In 2002, the Art Museum announced that Randall Stout had been selected as design architect for the Art Museum’s new facility. On March 21, 2005, the Art Museum unveiled the design for its new 81,000 square foot state-of-the-art facility in downtown Roanoke. Construction of the new facility began in May 2006. On February 6, 2008, the Board of Trustees of the institution announced that the new building was to be named in honor of the former CEO of Advance Auto Parts and later the U.S. Ambassador to Romania, Nicholas F. Taubman, and Mrs. Eugenia L. Taubman in recognition of their lead gift to the capital campaign. Museum staff moved into the Taubman Museum of Art on September 8, 2008. The Taubman Museum of Art opened to the public on November 8, 2008.
The Fralin Center for American Art consists of ten galleries that house special exhibitions as well as its renowned permanent collection. The center is named in honor of Horace G. and Ann H. Fralin. The City of Roanoke Atrium is a 1,600 square feet space used for large installations. The museum maintains three galleries devoted to the display and discussion of works from the permanent collection. The galleries change their content to ensure that a broad and diverse array of artwork created by internationally respected artists is continually accessible to the public, with 15–20 rotations per year. Art Venture, adjacent to the atrium, is a 2,436 square foot interactive gallery space that contains 13 discovery centers for children and families.

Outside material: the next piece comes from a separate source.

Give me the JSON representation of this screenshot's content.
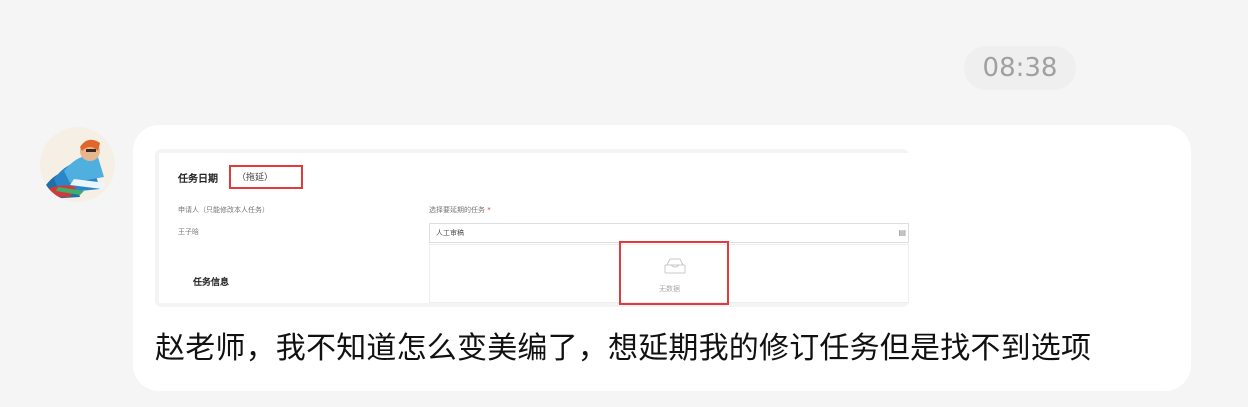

Collection and exhibitions
The permanent collection of more than 2,000 works of art includes prominent 19th- and early 20th-century American art, as well as significant modern and contemporary art, photography, design, and decorative arts, and several smaller collections including Southern folk art. The American art collection dates from the mid-19th through the second quarter of the 20th century, providing exemplary works from the Hudson River, American Realism, American Impressionism, and Arts and Crafts art movements; works by self-taught artists are a small but important subsection to this collection. American artists include Thomas Eakins, Winslow Homer, Childe Hassam, Maurice Prendergast, John Singer Sargent, Robert Henri, Norman Rockwell, George Inness, Eduard Steichen, and Thomas Hart Benton. The modern and contemporary collection includes works by Jasper Johns, Robert Rauschenberg, Jacob Lawrence, Romare Bearden, John Cage, Audrey Flack, and Dorothy Gillespie.
Gentleman and a Dog (1878) by Susan Macdowell Eakins
Happy Days (c. 1910-20) by Edward Henry Potthast
- SmartWay bus
- "The Taubman Museum of Art". Roanoke Valley in Virginia's Blue Ridge Mountains. Retrieved 4 August 2016.
- Ellett, Katherine T. (1978). The Roanoke Fine Arts Center History 1952 1977. Roanoke, Virginia: Roanoke Fine Arts Center. pp. 1–2.
- Ellett. RFAC History. pp. 14–19.
- Rippe, Peter (1983). "Director's Statement". Roanoke Museum of Fine Arts Annual Report (1982/83): 2.
- "Taubman Museum of Art | Downtown Roanoke, VA". www.downtownroanoke.org. Retrieved 26 October 2016.